What we grew out of a deal between the United Automobile Workers and the Detroit automakers in the late 1940s. Employees would accept lower wages if they got cheap health insurance on the company’s bill.
But no one expected that deal to be final. They assumed that post-war American citizens, so many of whom had just made sacrifices to preserve their country’s freedoms, would eventually receive government-sponsored health care to support the private system.
But that didn’t happen. Instead, the company-based insurance system expanded to cover all industries. Eventually, government-sponsored programs like Medicare and Medicaid emerged to fill the gaps for the unemployed: the unemployed (Medicaid) and retirees (Medicare).
Then both the corporate and government systems became anchored by special interests.
For a variety of reasons—in fact, employers, employees, insurers, and the health care system had no incentive to rein in costs and premiums—the system got to the point where the US has one of the worst health outcomes of any developed country.
And the highest rate of bankruptcies due to medical bills.
In other words, our “health system” is a mishmash of workarounds and counter-solutions that became permanent because no one could agree on anything else.
It hurts our economy enormously.
The US spends more of its gross domestic product (GDP) on healthcare than any other country – 16%. But other economy-wide effects of our employer-based insurance system are driving our GDP below its potential. Let’s look at three.

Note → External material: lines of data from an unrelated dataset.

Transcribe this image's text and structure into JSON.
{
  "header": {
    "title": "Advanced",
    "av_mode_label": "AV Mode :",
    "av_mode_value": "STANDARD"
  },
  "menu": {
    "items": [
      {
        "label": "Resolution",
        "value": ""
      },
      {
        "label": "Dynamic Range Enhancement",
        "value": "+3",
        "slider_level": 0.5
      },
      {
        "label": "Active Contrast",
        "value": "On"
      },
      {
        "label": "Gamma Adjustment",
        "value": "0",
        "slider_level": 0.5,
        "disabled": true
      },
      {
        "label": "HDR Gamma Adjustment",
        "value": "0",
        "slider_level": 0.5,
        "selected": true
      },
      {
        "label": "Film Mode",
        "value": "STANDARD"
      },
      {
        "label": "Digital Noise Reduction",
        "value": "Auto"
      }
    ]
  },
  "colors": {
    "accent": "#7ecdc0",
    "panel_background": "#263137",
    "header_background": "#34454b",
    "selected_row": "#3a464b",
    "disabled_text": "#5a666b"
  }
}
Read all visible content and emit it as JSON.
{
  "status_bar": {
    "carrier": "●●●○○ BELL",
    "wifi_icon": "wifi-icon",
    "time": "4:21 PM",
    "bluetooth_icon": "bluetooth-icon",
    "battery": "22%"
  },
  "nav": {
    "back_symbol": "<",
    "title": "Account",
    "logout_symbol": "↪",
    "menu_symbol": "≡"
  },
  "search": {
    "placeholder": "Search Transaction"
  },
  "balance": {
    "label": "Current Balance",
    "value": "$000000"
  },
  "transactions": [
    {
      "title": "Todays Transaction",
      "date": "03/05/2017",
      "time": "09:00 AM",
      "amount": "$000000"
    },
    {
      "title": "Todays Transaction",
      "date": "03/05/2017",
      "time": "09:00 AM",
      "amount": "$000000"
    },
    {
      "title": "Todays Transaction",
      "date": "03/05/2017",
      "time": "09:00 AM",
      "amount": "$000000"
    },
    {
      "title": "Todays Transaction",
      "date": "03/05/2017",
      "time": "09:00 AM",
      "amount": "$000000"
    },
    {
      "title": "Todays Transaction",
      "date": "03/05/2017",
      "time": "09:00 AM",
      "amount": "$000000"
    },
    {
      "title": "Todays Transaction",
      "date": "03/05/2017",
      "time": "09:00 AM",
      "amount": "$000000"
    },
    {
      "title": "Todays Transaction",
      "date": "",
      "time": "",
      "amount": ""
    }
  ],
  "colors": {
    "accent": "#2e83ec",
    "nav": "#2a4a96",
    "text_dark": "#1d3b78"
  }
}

- Lock job: Many people take and keep jobs because they get health insurance. They stay in those jobs longer than they would otherwise. That means overall labor mobility in the US economy is lower, undermining labor market efficiency.
- Lower rates of entrepreneurship: The US has one of the lowest rates of new business formation in the developed world, and it’s getting worse. That’s because starting a business here is riskier than in other countries…because until it makes a good profit, you can’t afford health insurance. For this reason, young people in the prime of their lives do not start businesses, which harms employment.

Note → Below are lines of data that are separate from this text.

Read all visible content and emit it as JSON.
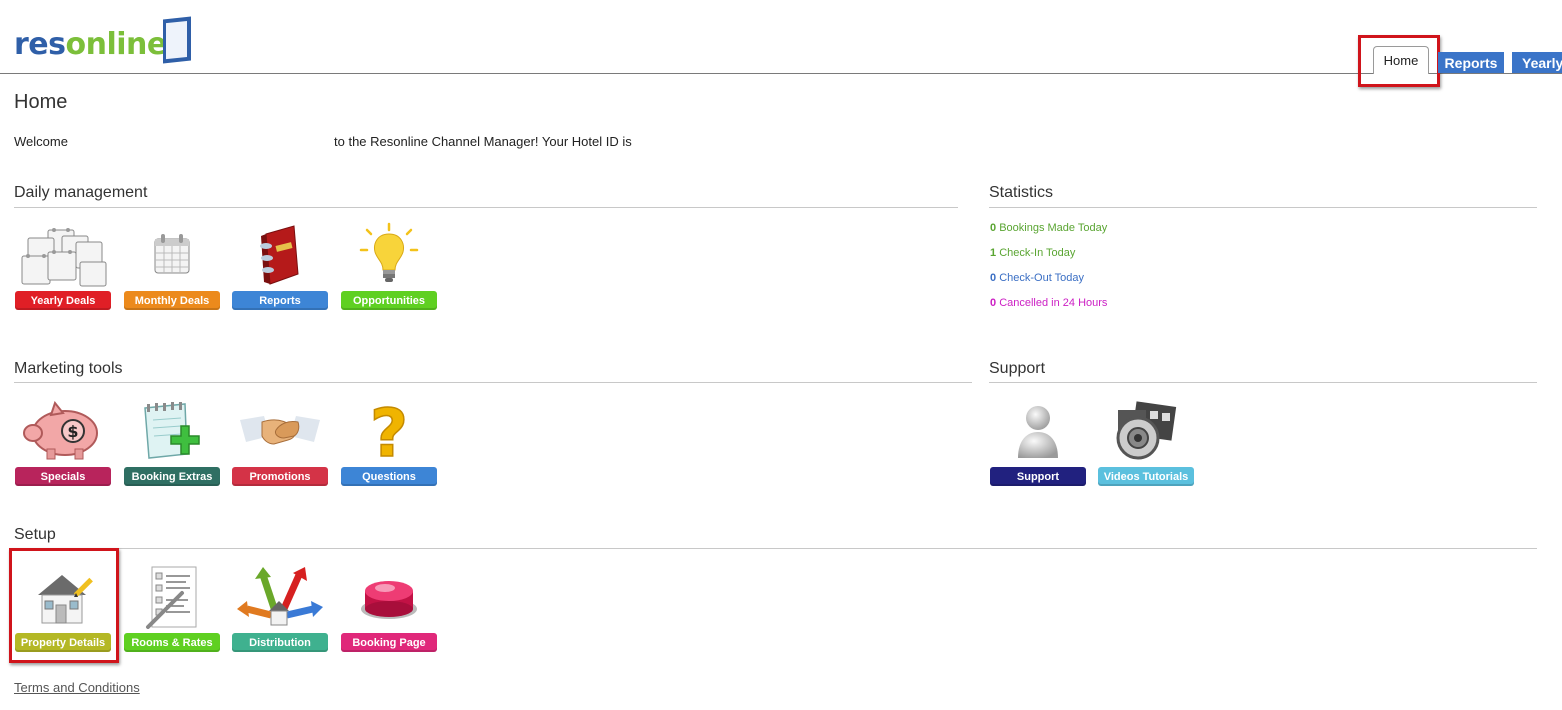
{
  "logo": {
    "part1": "res",
    "part2": "online"
  },
  "tabs": [
    {
      "label": "Home",
      "active": true
    },
    {
      "label": "Reports",
      "active": false
    },
    {
      "label": "Yearly",
      "active": false
    }
  ],
  "page": {
    "title": "Home"
  },
  "welcome": {
    "part1": "Welcome",
    "part2": "to the Resonline Channel Manager! Your Hotel ID is"
  },
  "sections": {
    "daily": {
      "title": "Daily management",
      "tiles": [
        {
          "label": "Yearly Deals",
          "color": "#e01f26",
          "icon": "calendar-multi-icon"
        },
        {
          "label": "Monthly Deals",
          "color": "#ec8a1c",
          "icon": "calendar-icon"
        },
        {
          "label": "Reports",
          "color": "#3d85d6",
          "icon": "binder-book-icon"
        },
        {
          "label": "Opportunities",
          "color": "#5fd021",
          "icon": "lightbulb-icon"
        }
      ]
    },
    "statistics": {
      "title": "Statistics",
      "items": [
        {
          "count": "0",
          "text": "Bookings Made Today",
          "color": "#5aa532"
        },
        {
          "count": "1",
          "text": "Check-In Today",
          "color": "#5aa532"
        },
        {
          "count": "0",
          "text": "Check-Out Today",
          "color": "#3b6fc4"
        },
        {
          "count": "0",
          "text": "Cancelled in 24 Hours",
          "color": "#cc1fc4"
        }
      ]
    },
    "marketing": {
      "title": "Marketing tools",
      "tiles": [
        {
          "label": "Specials",
          "color": "#b8245c",
          "icon": "piggy-bank-icon"
        },
        {
          "label": "Booking Extras",
          "color": "#2f6f63",
          "icon": "notepad-plus-icon"
        },
        {
          "label": "Promotions",
          "color": "#d43347",
          "icon": "handshake-icon"
        },
        {
          "label": "Questions",
          "color": "#3d85d6",
          "icon": "question-mark-icon"
        }
      ]
    },
    "support": {
      "title": "Support",
      "tiles": [
        {
          "label": "Support",
          "color": "#21217f",
          "icon": "user-silhouette-icon"
        },
        {
          "label": "Videos Tutorials",
          "color": "#5bc0de",
          "icon": "film-speaker-icon"
        }
      ]
    },
    "setup": {
      "title": "Setup",
      "tiles": [
        {
          "label": "Property Details",
          "color": "#b4b825",
          "icon": "house-pencil-icon"
        },
        {
          "label": "Rooms & Rates",
          "color": "#5fd021",
          "icon": "checklist-icon"
        },
        {
          "label": "Distribution",
          "color": "#3fb18f",
          "icon": "house-arrows-icon"
        },
        {
          "label": "Booking Page",
          "color": "#e0287a",
          "icon": "red-button-icon"
        }
      ]
    }
  },
  "footer": {
    "terms": "Terms and Conditions"
  }
}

- Delayed retirement and a weak labor market: Older workers are staying longer in their jobs in the US to maintain access to business insurance. That means less space for younger workers, leaving them understaffed and hurting their long-term career prospects.

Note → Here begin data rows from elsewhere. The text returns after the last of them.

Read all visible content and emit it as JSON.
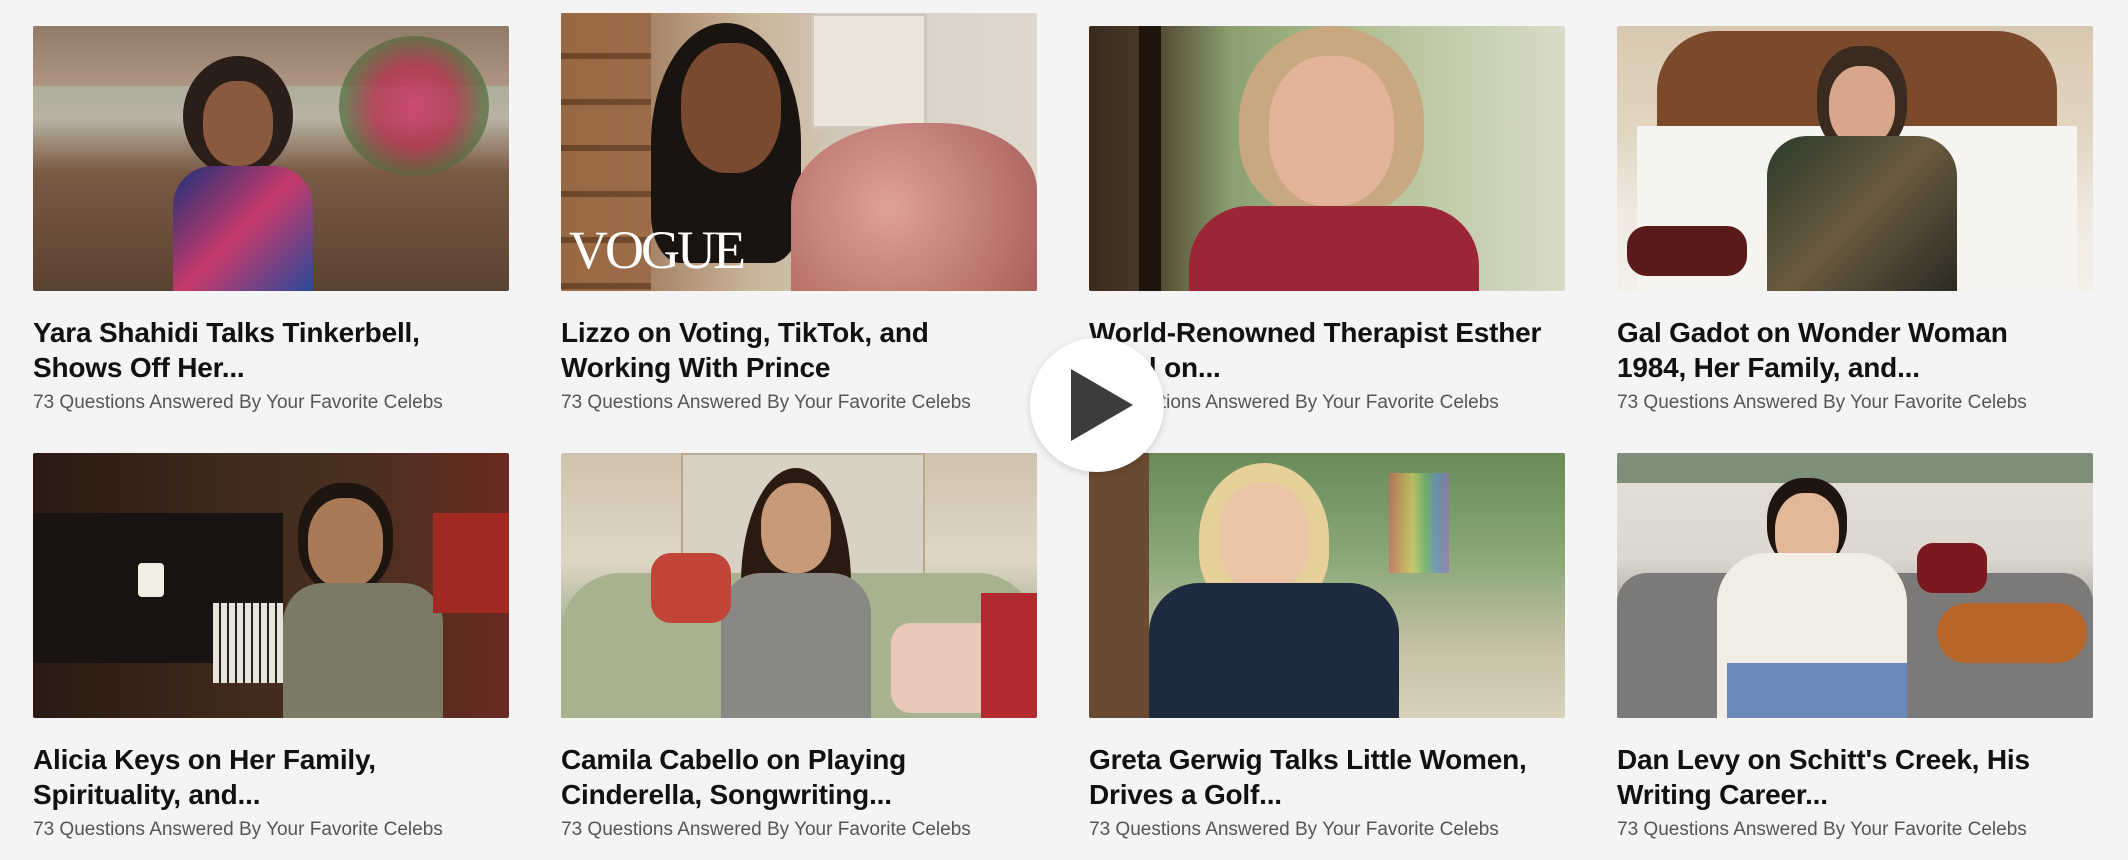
{
  "videos": [
    {
      "title_line1": "Yara Shahidi Talks Tinkerbell,",
      "title_line2": "Shows Off Her...",
      "series": "73 Questions Answered By Your Favorite Celebs"
    },
    {
      "title_line1": "Lizzo on Voting, TikTok, and",
      "title_line2": "Working With Prince",
      "series": "73 Questions Answered By Your Favorite Celebs",
      "brand": "VOGUE"
    },
    {
      "title_line1": "World-Renowned Therapist Esther",
      "title_line2": "Perel on...",
      "series": "73 Questions Answered By Your Favorite Celebs"
    },
    {
      "title_line1": "Gal Gadot on Wonder Woman",
      "title_line2": "1984, Her Family, and...",
      "series": "73 Questions Answered By Your Favorite Celebs"
    },
    {
      "title_line1": "Alicia Keys on Her Family,",
      "title_line2": "Spirituality, and...",
      "series": "73 Questions Answered By Your Favorite Celebs"
    },
    {
      "title_line1": "Camila Cabello on Playing",
      "title_line2": "Cinderella, Songwriting...",
      "series": "73 Questions Answered By Your Favorite Celebs"
    },
    {
      "title_line1": "Greta Gerwig Talks Little Women,",
      "title_line2": "Drives a Golf...",
      "series": "73 Questions Answered By Your Favorite Celebs"
    },
    {
      "title_line1": "Dan Levy on Schitt's Creek, His",
      "title_line2": "Writing Career...",
      "series": "73 Questions Answered By Your Favorite Celebs"
    }
  ],
  "play_icon": "play-icon"
}
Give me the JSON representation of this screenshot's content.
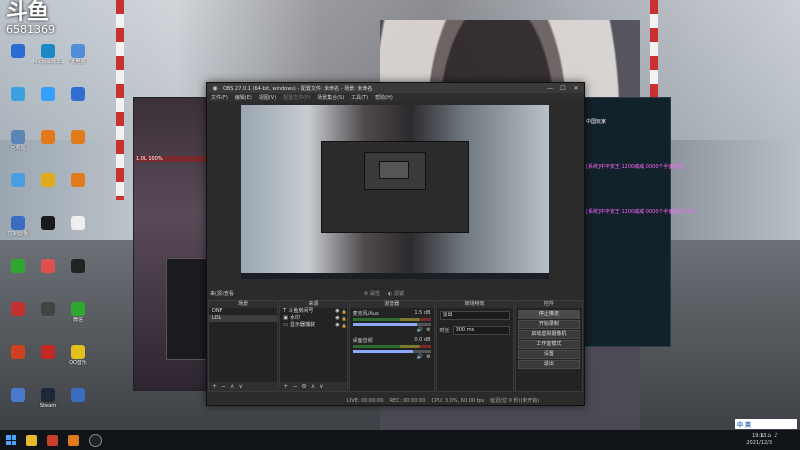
{
  "branding": {
    "logo_text": "斗鱼",
    "room_number": "6581369"
  },
  "desktop_icons": [
    {
      "label": "",
      "color": "#2a6bd6"
    },
    {
      "label": "Microsoft Edge",
      "color": "#1a88c9"
    },
    {
      "label": "此电脑",
      "color": "#4e8fd8"
    },
    {
      "label": "",
      "color": "#3aa0e0"
    },
    {
      "label": "",
      "color": "#34a1ff"
    },
    {
      "label": "",
      "color": "#2f6ed0"
    },
    {
      "label": "回收站",
      "color": "#5a86b5"
    },
    {
      "label": "",
      "color": "#e07a1a"
    },
    {
      "label": "",
      "color": "#e07a1a"
    },
    {
      "label": "",
      "color": "#4a9de0"
    },
    {
      "label": "",
      "color": "#e0a81a"
    },
    {
      "label": "",
      "color": "#e07a1a"
    },
    {
      "label": "控制面板",
      "color": "#3a6cc0"
    },
    {
      "label": "",
      "color": "#1a1a1a"
    },
    {
      "label": "",
      "color": "#eeeeee"
    },
    {
      "label": "",
      "color": "#2ea82e"
    },
    {
      "label": "",
      "color": "#e05050"
    },
    {
      "label": "",
      "color": "#222222"
    },
    {
      "label": "",
      "color": "#c2302f"
    },
    {
      "label": "",
      "color": "#444444"
    },
    {
      "label": "微信",
      "color": "#2ea82e"
    },
    {
      "label": "",
      "color": "#d04020"
    },
    {
      "label": "",
      "color": "#c62828"
    },
    {
      "label": "QQ音乐",
      "color": "#e0c01a"
    },
    {
      "label": "",
      "color": "#4a7ad0"
    },
    {
      "label": "Steam",
      "color": "#1b2838"
    },
    {
      "label": "",
      "color": "#3a6cc0"
    }
  ],
  "game_left": {
    "hp_text": "1.0L 100%"
  },
  "game_right": {
    "lines": [
      {
        "text": "中国玩家",
        "color": "#ffffff"
      },
      {
        "text": "[系统]中平安王 1200威威 0000个手面抵抗",
        "color": "#ff66ff"
      },
      {
        "text": "[系统]中平安王 1200威威 0000个手面抵抗 100",
        "color": "#ff66ff"
      }
    ]
  },
  "obs": {
    "title": "OBS 27.0.1 (64-bit, windows) - 配置文件: 未命名 - 场景: 未命名",
    "menu": [
      "文件(F)",
      "编辑(E)",
      "视图(V)",
      "配置文件(P)",
      "场景集合(S)",
      "工具(T)",
      "帮助(H)"
    ],
    "midbar": {
      "label": "来(源)查看",
      "filter1": "属性",
      "filter2": "滤镜"
    },
    "scenes": {
      "header": "场景",
      "items": [
        "DNF",
        "LOL"
      ]
    },
    "sources": {
      "header": "来源",
      "items": [
        "斗鱼房间号",
        "水印",
        "显示器捕获"
      ]
    },
    "mixer": {
      "header": "混音器",
      "channels": [
        {
          "name": "麦克风/Aux",
          "db": "1.5 dB",
          "level": 0.82
        },
        {
          "name": "桌面音频",
          "db": "0.0 dB",
          "level": 0.78
        }
      ]
    },
    "transitions": {
      "header": "转场特效",
      "type": "淡出",
      "duration_label": "时长",
      "duration_value": "300 ms"
    },
    "controls": {
      "header": "控件",
      "buttons": [
        "停止推流",
        "开始录制",
        "启动虚拟摄像机",
        "工作室模式",
        "设置",
        "退出"
      ]
    },
    "status": {
      "live": "LIVE: 00:00:00",
      "rec": "REC: 00:00:00",
      "cpu": "CPU: 3.0%, 60.00 fps",
      "lag": "延迟(位 0 秒)(未开始)"
    }
  },
  "taskbar": {
    "clock_time": "19:13",
    "clock_date": "2021/12/3",
    "ime": [
      "中",
      "英"
    ]
  }
}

In addition to $4 trillion in annual direct costs, these dysfunctional aspects of our health care system cost the U.S. economy 3 to 5% of GDP by some estimates every year.
Can you afford a private highway?
So, is it “socialist” to promote some form of public support for health care? Barely.
Here’s how I see it: Healthcare has similar impacts across the economy to the highway system, the legal system, and national defense.
Each is more than the sum of its parts. When properly executed, such “public goods” contribute more to economic activity than they cost. If you try to do those things individually, you sacrifice a lot of economic dynamism.
The typical argument, of course, is that public health care is being rationed. We hear horror stories of Canadians or British standing in endless queues for medical procedures. (Of course, under a private system, there’s also rationing…if you can’t afford it, you don’t stand in line at all.)
But a British-style National Health Service is not the only option.
Many countries, including most of the Latin American countries favored by American retirees, have hybrid systems. The most common is to have a public system for primary care and preventive care – neighborhood clinics where you can face the facts or get your child vaccinated – and a private system for more advanced health needs. If you want to get private insurance and go to a private hospital for surgery, nothing will stop you. If you can’t afford it, you may have to wait in line for public care.
But there are significant benefits. First, we would avoid job freeze, low entrepreneurship rates and delayed retirement. Second, the availability of low-cost primary and preventive care would reduce the incidence of chronic long-term conditions that ultimately cost us all a lot of money when uninsured people show up to the emergency room – diabetes, heart disease, and so on.